deemed as undeniably wasteful habits. It is not uncommon for millionaires to
own multiple homes. While Frank would consider this reality wasteful, the
quantity of homes one possesses doesn't really say anything objectively about
anyone’s personal score on any "wastefulness scale." Similarly, to
assume that certain spending trends are harmful to the collective under the
assumption that humans always desire to sustain a type of social arms race is
purely speculative, because there are many current cases of individuals defying
the upward trend of profligate luxury.
For example, consider the fact that many tourists pay large sums of money to
tour Alaska. They don't come to live the life of the elite or wealthy but to
encounter a classic form of simplicity which Alaska alone has uniquely been
able to offer. Log cabins, Denali and the enticement of the northern lights are
enough to sustain their desire to encounter the quiet beauty of Alaska. Tourists
are awestruck at these timeless Alaskan classics, yet they still venture to the
great north in search of solitude because of selected natural beauties. Individuals
are not always pushed to accept higher or more expensive forms of existence but
may in fact value simplicity simply because of how scarce it has become in
Western culture. Simplicity is still valued by many even in a culture that
seems to be overrun by massive spending trends.
Just because Americans have more comfortable living condition than in the
past does not necessarily mean their spending is wasteful and that likewise the
habit of functioning out of self-interest to "out do" their neighbor
must be curbed, as Frank implies with his progressive consumption tax. Sales
taxes, luxury taxes, and salary caps are nothing new as they tax individuals
for their consumption which have been deemed unneeded. To my knowledge, luxury
taxes were never extraordinarily successful because the idea of a luxury is yet
again, a fluctuating concept. In Norway for instance, cars and chocolate used
to be consider luxuries, but today they are considered a common commodity even
though the tax remains intact. Therefore, the relativity of the situation
really may only insure that certain objects are taxed more than others because
of the past standing.
Similarly, my greatest worry with Frank's consumption tax is firstly, that
he assumes instigating some form of tax will help solve governmental
deficiencies. After all, how does two million tax dollars actually
reduce the national deficit by an equal amount? Secondly, he assumes that
promoting saving is more beneficial than spending since apparently mass

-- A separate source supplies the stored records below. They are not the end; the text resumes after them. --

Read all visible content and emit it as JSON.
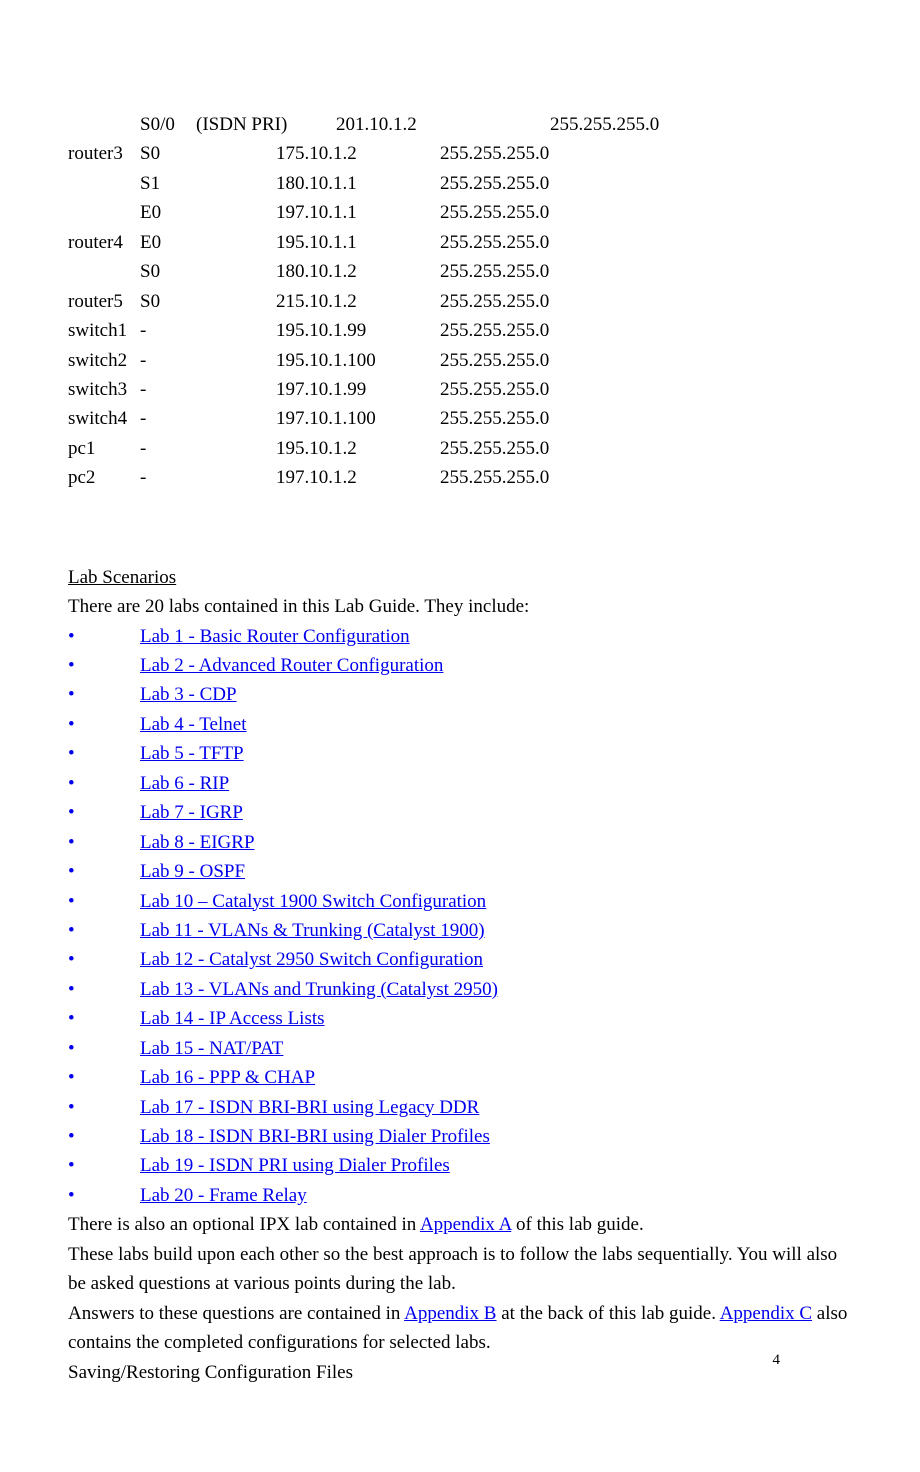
{
  "tableRows": [
    {
      "device": "",
      "iface": "S0/0",
      "desc": "(ISDN PRI)",
      "ip_indented": true,
      "ip": "201.10.1.2",
      "mask_indented": true,
      "mask": "255.255.255.0"
    },
    {
      "device": "router3",
      "iface": "S0",
      "desc": "",
      "ip_indented": false,
      "ip": "175.10.1.2",
      "mask_indented": false,
      "mask": "255.255.255.0"
    },
    {
      "device": "",
      "iface": "S1",
      "desc": "",
      "ip_indented": false,
      "ip": "180.10.1.1",
      "mask_indented": false,
      "mask": "255.255.255.0"
    },
    {
      "device": "",
      "iface": "E0",
      "desc": "",
      "ip_indented": false,
      "ip": "197.10.1.1",
      "mask_indented": false,
      "mask": "255.255.255.0"
    },
    {
      "device": "router4",
      "iface": "E0",
      "desc": "",
      "ip_indented": false,
      "ip": "195.10.1.1",
      "mask_indented": false,
      "mask": "255.255.255.0"
    },
    {
      "device": "",
      "iface": "S0",
      "desc": "",
      "ip_indented": false,
      "ip": "180.10.1.2",
      "mask_indented": false,
      "mask": "255.255.255.0"
    },
    {
      "device": "router5",
      "iface": "S0",
      "desc": "",
      "ip_indented": false,
      "ip": "215.10.1.2",
      "mask_indented": false,
      "mask": "255.255.255.0"
    },
    {
      "device": "switch1",
      "iface": "-",
      "desc": "",
      "ip_indented": false,
      "ip": "195.10.1.99",
      "mask_indented": false,
      "mask": "255.255.255.0"
    },
    {
      "device": "switch2",
      "iface": "-",
      "desc": "",
      "ip_indented": false,
      "ip": "195.10.1.100",
      "mask_indented": false,
      "mask": "255.255.255.0"
    },
    {
      "device": "switch3",
      "iface": "-",
      "desc": "",
      "ip_indented": false,
      "ip": "197.10.1.99",
      "mask_indented": false,
      "mask": "255.255.255.0"
    },
    {
      "device": "switch4",
      "iface": "-",
      "desc": "",
      "ip_indented": false,
      "ip": "197.10.1.100",
      "mask_indented": false,
      "mask": "255.255.255.0"
    },
    {
      "device": "pc1",
      "iface": "-",
      "desc": "",
      "ip_indented": false,
      "ip": "195.10.1.2",
      "mask_indented": false,
      "mask": "255.255.255.0"
    },
    {
      "device": "pc2",
      "iface": "-",
      "desc": "",
      "ip_indented": false,
      "ip": "197.10.1.2",
      "mask_indented": false,
      "mask": "255.255.255.0"
    }
  ],
  "sectionTitle": "Lab Scenarios",
  "intro": "There are 20 labs contained in this Lab Guide.    They include:",
  "bullet": "•",
  "labs": [
    "Lab 1 - Basic Router Configuration",
    "Lab 2 - Advanced Router Configuration",
    "Lab 3 - CDP",
    "Lab 4 - Telnet",
    "Lab 5 - TFTP",
    "Lab 6 - RIP",
    "Lab 7 - IGRP",
    "Lab 8 - EIGRP",
    "Lab 9 - OSPF",
    "Lab 10 – Catalyst 1900 Switch Configuration",
    "Lab 11 -    VLANs & Trunking (Catalyst 1900)",
    "Lab 12 -    Catalyst 2950 Switch Configuration",
    "Lab 13 - VLANs and Trunking (Catalyst 2950)",
    "Lab 14 - IP Access Lists",
    "Lab 15 - NAT/PAT",
    "Lab 16 - PPP & CHAP",
    "Lab 17 - ISDN BRI-BRI using Legacy DDR",
    "Lab 18 - ISDN BRI-BRI using Dialer Profiles",
    "Lab 19 - ISDN    PRI using Dialer Profiles ",
    "Lab 20 - Frame Relay"
  ],
  "p1_pre": "  There is also an optional IPX lab contained in ",
  "p1_link": "Appendix A",
  "p1_post": " of this lab guide.",
  "p2": "   These labs build upon each other so the best approach is to follow the labs sequentially.      You will also be asked questions at various points during the lab.",
  "p3_pre": "Answers to these questions are contained in ",
  "p3_link1": "Appendix B",
  "p3_mid": " at the back of this lab guide. ",
  "p3_link2": "Appendix C",
  "p3_post": " also contains the completed configurations for selected labs.",
  "p4": "Saving/Restoring Configuration Files",
  "pageNumber": "4"
}
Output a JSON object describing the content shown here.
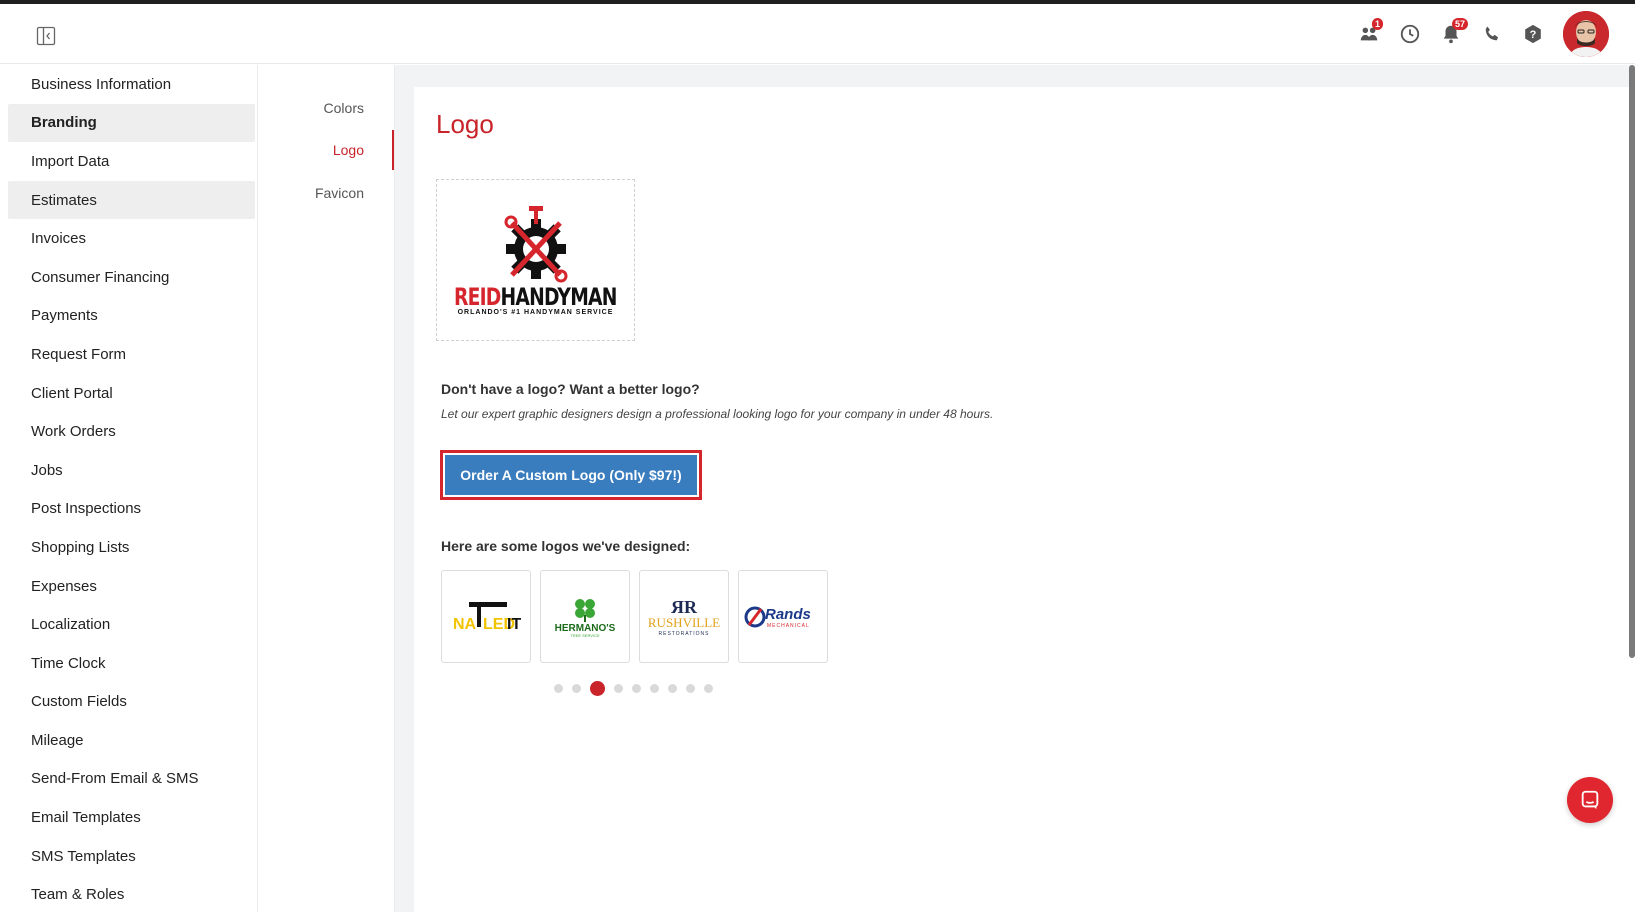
{
  "header": {
    "collapse_icon": "sidebar-collapse-icon",
    "team_badge": "1",
    "notifications_badge": "57",
    "icons": [
      "team-icon",
      "clock-icon",
      "bell-icon",
      "phone-icon",
      "help-icon"
    ],
    "accent_color": "#c8242a"
  },
  "sidebar": {
    "items": [
      {
        "label": "Business Information"
      },
      {
        "label": "Branding"
      },
      {
        "label": "Import Data"
      },
      {
        "label": "Estimates"
      },
      {
        "label": "Invoices"
      },
      {
        "label": "Consumer Financing"
      },
      {
        "label": "Payments"
      },
      {
        "label": "Request Form"
      },
      {
        "label": "Client Portal"
      },
      {
        "label": "Work Orders"
      },
      {
        "label": "Jobs"
      },
      {
        "label": "Post Inspections"
      },
      {
        "label": "Shopping Lists"
      },
      {
        "label": "Expenses"
      },
      {
        "label": "Localization"
      },
      {
        "label": "Time Clock"
      },
      {
        "label": "Custom Fields"
      },
      {
        "label": "Mileage"
      },
      {
        "label": "Send-From Email & SMS"
      },
      {
        "label": "Email Templates"
      },
      {
        "label": "SMS Templates"
      },
      {
        "label": "Team & Roles"
      }
    ],
    "active": "Branding"
  },
  "subnav": {
    "items": [
      {
        "label": "Colors"
      },
      {
        "label": "Logo"
      },
      {
        "label": "Favicon"
      }
    ],
    "active": "Logo"
  },
  "main": {
    "title": "Logo",
    "company_logo": {
      "name_red": "REID",
      "name_black": "HANDYMAN",
      "tagline": "ORLANDO'S #1 HANDYMAN SERVICE"
    },
    "promo_title": "Don't have a logo? Want a better logo?",
    "promo_subtitle": "Let our expert graphic designers design a professional looking logo for your company in under 48 hours.",
    "order_button": "Order A Custom Logo (Only $97!)",
    "samples_title": "Here are some logos we've designed:",
    "samples": [
      {
        "text_a": "NA",
        "text_b": "LED",
        "text_c": "IT"
      },
      {
        "text_a": "HERMANO'S",
        "text_b": "TREE SERVICE"
      },
      {
        "text_a": "RUSHVILLE",
        "text_b": "RESTORATIONS"
      },
      {
        "text_a": "Rands",
        "text_b": "MECHANICAL"
      }
    ],
    "carousel_dots": 9,
    "carousel_active": 3
  }
}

spending is now considered "wasteful" even though that is hardly the
Ultimately, I view Frank's consumption tax as a way, yet again, to
manipulate the market in ways that might sound extraordinary on paper but may
ultimately stunt economic growth in the long run. Whereas before, individuals
were taxed on the opportunity that they had to earn money, a consumption tax
exists on the notion that they must be taxed for using resources even though
they already possess the potential of their incomes to acquire those resources.
But attempting to identify supposedly negative human tendencies, Frank has
tried to prove that humans need government regulation because of their
seemingly irrational decisions and that specifically, a consumption tax would
not only be beneficial for the public but solve a myriad of the government’s
problems as well. Yet again, tax dollars are money that could’ve been spent by individuals
to naturally fertilize the economy, so the idea of initiating a tax to curb a digressive
human nature through governmental influence seems like rather sketchy logic. Therefore,
I’m leery of the implementation of a tax to stimulate a predestined economic response
as there are surely to be variety of unintended consequences to accompany that
assumption. To some extent, a consumption tax might be a viable option in the
future, but as of now, Frank’s rather vague representations make it a little
early to tell.
The very foundations of human progression through decision-making, whether
those decisions be based off of simplistic or frivolous desires, relative or absolute
options, suggests that pushing the whole towards one decided action, may in
fact cause more unintentional consequences than Frank has yet to admit.